I stepped off the plane in Honolulu unsure of who I was beyond devoted wife. Thankfully, my friends and memories were there to remind me. I ate at my favorite restaurants, swam at beloved beaches and jogged my old running routes. I took time for myself, reflected on my marriage and reconnected with friends. Each ocean wave I watched, each raw conversation I had, every tear and laugh shared was another stitch, slowly weaving together the seemingly disparate identities of the person I’d been and who I was becoming.
“It’s hard sometimes, isn’t it?” Elena sympathized while sitting on a sea wall in my old neighborhood one evening with waves crashing under our feet. We’ve been friends for 15 years. She’s been married for three. Between bites of fish tacos, we discussed the challenges and rewards of marriage while the sun slid below the horizon in front of us. She understood me.
“I’m so proud of you,” Craig said. He and I caught up one night in the lobby of the condo where I was staying — him in his Aloha shirt having come straight from work and me sweaty and sun-kissed from my run. We’d met while studying abroad in Japan and stayed friends over the 14 years and innumerable life phases that followed. I’d been so focused on surviving, I hadn’t stopped to appreciate all I’d accomplished. But he did.
“It was really good to see you! Looking forward to getting you back more permanently,” Nia texted as I headed to the airport on my final day in Hawaii. A mutual friend introduced us years ago and we’ve been friends since, despite the oceans between us. We met up multiple times on this trip to celebrate the many turns our lives have taken and to plot my return — when I hope to finally bring my husband along and make Hawaii our home. I admire Nia’s devotion to the people she loves and I knew I was lucky to be one of them.
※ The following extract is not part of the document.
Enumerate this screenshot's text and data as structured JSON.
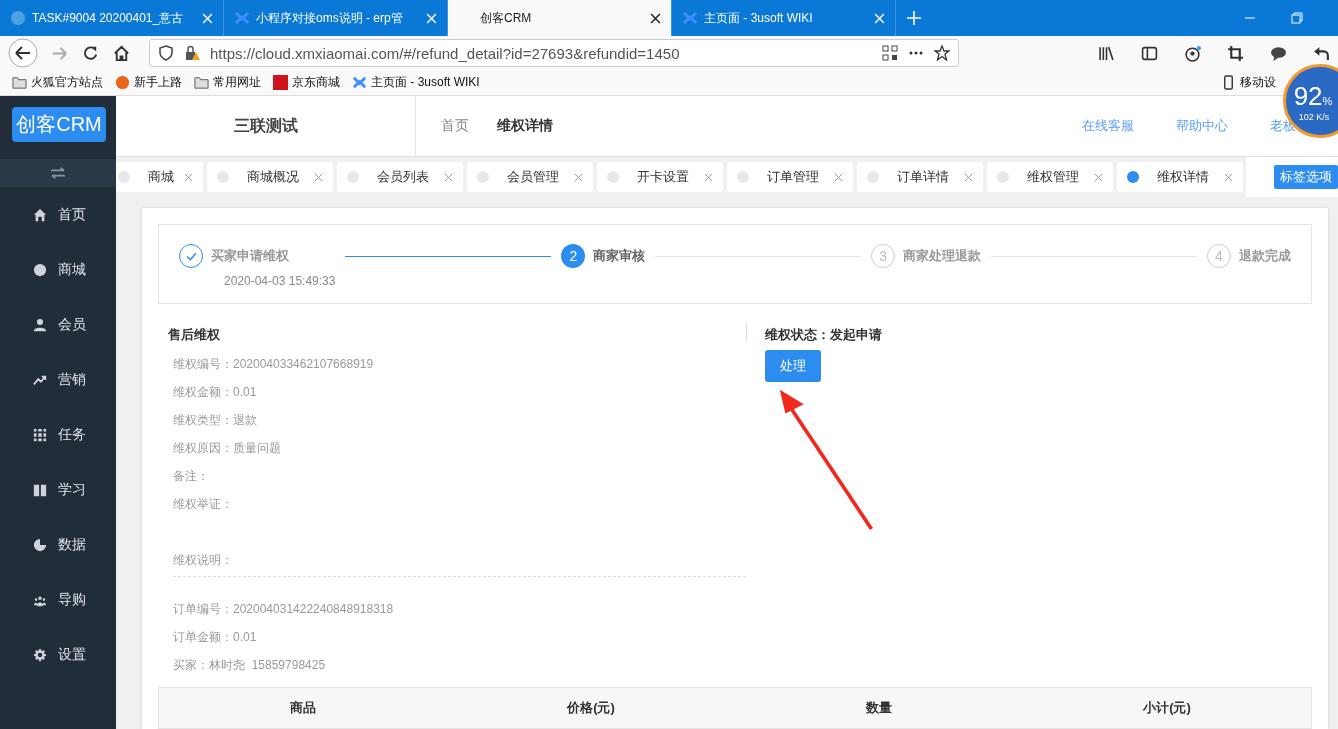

I didn’t have a traditional pre-wedding bachelorette party. With my friends scattered around the world, it would have been impractical and expensive for everyone. But a year later, I got the kind of celebration I never knew I would need. It gave my husband the chance to spend solo time with his family and friends as well. We reunited refreshed, grateful and ready to continue growing together.
And it got me thinking: Maybe bachelor(ette) parties are due for an update. Relationships have evolved, people choosing to marry are doing so later and sometimes after longer periods living together, and the increase in global travel and remote work means that for a growing number of people, friendships span the globe. Rather than a night of debauchery marking the transition from single to married, what if we planned to celebrate a year later instead? A postponed gathering eliminates the stress of a traditional pre-wedding party. It gives you, your spouse and your friends something to look forward to. And it’s a chance to reflect and reconnect before diving into year two.
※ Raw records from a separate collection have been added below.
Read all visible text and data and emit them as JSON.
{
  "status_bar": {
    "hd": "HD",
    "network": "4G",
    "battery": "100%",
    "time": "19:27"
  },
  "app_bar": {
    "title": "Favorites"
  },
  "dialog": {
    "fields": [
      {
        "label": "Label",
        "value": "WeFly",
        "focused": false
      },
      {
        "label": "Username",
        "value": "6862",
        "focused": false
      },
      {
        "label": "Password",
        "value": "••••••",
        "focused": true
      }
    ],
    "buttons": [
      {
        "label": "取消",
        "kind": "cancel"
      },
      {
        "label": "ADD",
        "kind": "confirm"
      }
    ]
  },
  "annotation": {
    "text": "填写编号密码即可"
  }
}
“It's truly a win for all parties involved,” writes Rachel Wright, a marriage and family therapist and co-founder of the Wright Wellness Center, via email. “You've hopefully recovered financially, emotionally, mentally and physically from the wedding planning and wedding process (and so have your friends), and you've had a year with your partner. Alone time is healthy in a relationship. And you get a guaranteed girls trip a year into your marriage.”
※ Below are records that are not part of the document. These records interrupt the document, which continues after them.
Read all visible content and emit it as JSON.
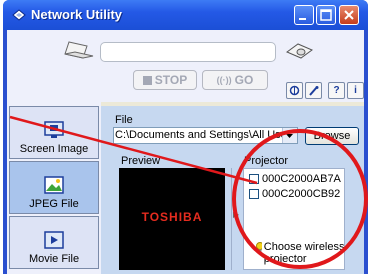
{
  "window": {
    "title": "Network Utility"
  },
  "toolbar": {
    "stop_label": "STOP",
    "go_label": "GO",
    "go_icon_text": "((·))"
  },
  "small_buttons": [
    "network-icon",
    "tools-icon",
    "?",
    "i"
  ],
  "tabs": [
    {
      "label": "Screen Image",
      "icon": "screen-image-icon"
    },
    {
      "label": "JPEG File",
      "icon": "jpeg-file-icon",
      "active": true
    },
    {
      "label": "Movie File",
      "icon": "movie-file-icon"
    }
  ],
  "file": {
    "label": "File",
    "path": "C:\\Documents and Settings\\All Users\\[",
    "browse_label": "Browse"
  },
  "preview": {
    "label": "Preview",
    "brand_text": "TOSHIBA"
  },
  "projector": {
    "label": "Projector",
    "items": [
      {
        "name": "000C2000AB7A",
        "checked": false
      },
      {
        "name": "000C2000CB92",
        "checked": false
      }
    ],
    "hint": "Choose wireless projector"
  },
  "colors": {
    "title_bar": "#2459e6",
    "highlight": "#e0181b",
    "brand": "#e52c1f"
  }
}
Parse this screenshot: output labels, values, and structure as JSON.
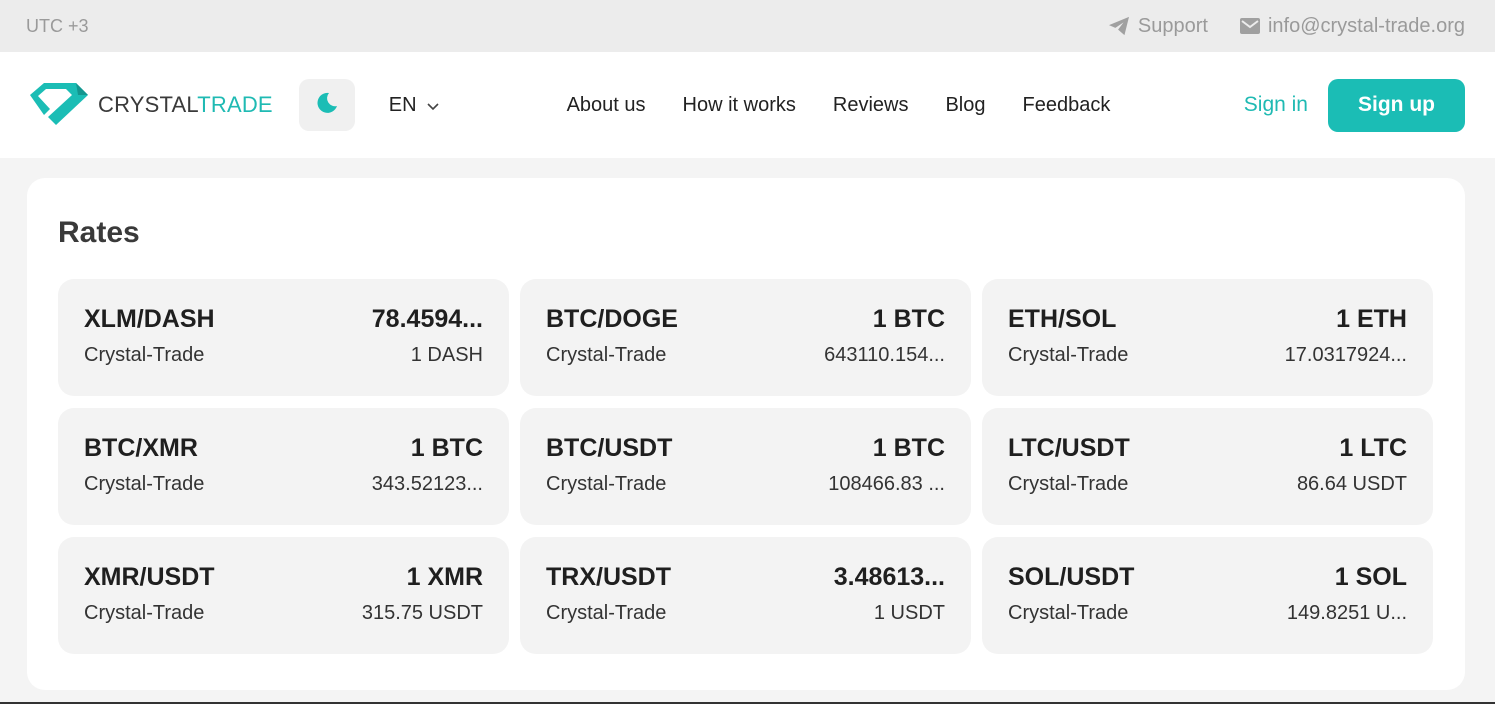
{
  "topbar": {
    "timezone": "UTC +3",
    "support_label": "Support",
    "email": "info@crystal-trade.org"
  },
  "header": {
    "logo_part1": "CRYSTAL",
    "logo_part2": "TRADE",
    "language": "EN",
    "nav": [
      "About us",
      "How it works",
      "Reviews",
      "Blog",
      "Feedback"
    ],
    "sign_in": "Sign in",
    "sign_up": "Sign up"
  },
  "colors": {
    "accent": "#1bbdb5",
    "card_bg": "#f3f3f3"
  },
  "rates": {
    "title": "Rates",
    "cards": [
      {
        "pair": "XLM/DASH",
        "amount": "78.4594...",
        "provider": "Crystal-Trade",
        "quote": "1 DASH"
      },
      {
        "pair": "BTC/DOGE",
        "amount": "1 BTC",
        "provider": "Crystal-Trade",
        "quote": "643110.154..."
      },
      {
        "pair": "ETH/SOL",
        "amount": "1 ETH",
        "provider": "Crystal-Trade",
        "quote": "17.0317924..."
      },
      {
        "pair": "BTC/XMR",
        "amount": "1 BTC",
        "provider": "Crystal-Trade",
        "quote": "343.52123..."
      },
      {
        "pair": "BTC/USDT",
        "amount": "1 BTC",
        "provider": "Crystal-Trade",
        "quote": "108466.83 ..."
      },
      {
        "pair": "LTC/USDT",
        "amount": "1 LTC",
        "provider": "Crystal-Trade",
        "quote": "86.64 USDT"
      },
      {
        "pair": "XMR/USDT",
        "amount": "1 XMR",
        "provider": "Crystal-Trade",
        "quote": "315.75 USDT"
      },
      {
        "pair": "TRX/USDT",
        "amount": "3.48613...",
        "provider": "Crystal-Trade",
        "quote": "1 USDT"
      },
      {
        "pair": "SOL/USDT",
        "amount": "1 SOL",
        "provider": "Crystal-Trade",
        "quote": "149.8251 U..."
      }
    ]
  }
}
Her husband and co-founder of Wright Wellness Center, Kyle Wright, agrees and adds that the traditional bachelor party felt like “something I was supposed to do, rather than something I really wanted to do.”
In the weeks leading up to our wedding last year, my husband and I discussed what our life would look like together, where we would live, our personal and shared goals, and whether we wanted children. But, however naively, we didn’t realize at the time just how much merging our two already full lives would challenge our individual needs and identities.
Deliberately setting a later date for bachelor and bachelorette parties could open up a conversation about self-care and identity long before getting hitched. Now, we just need a new name for them.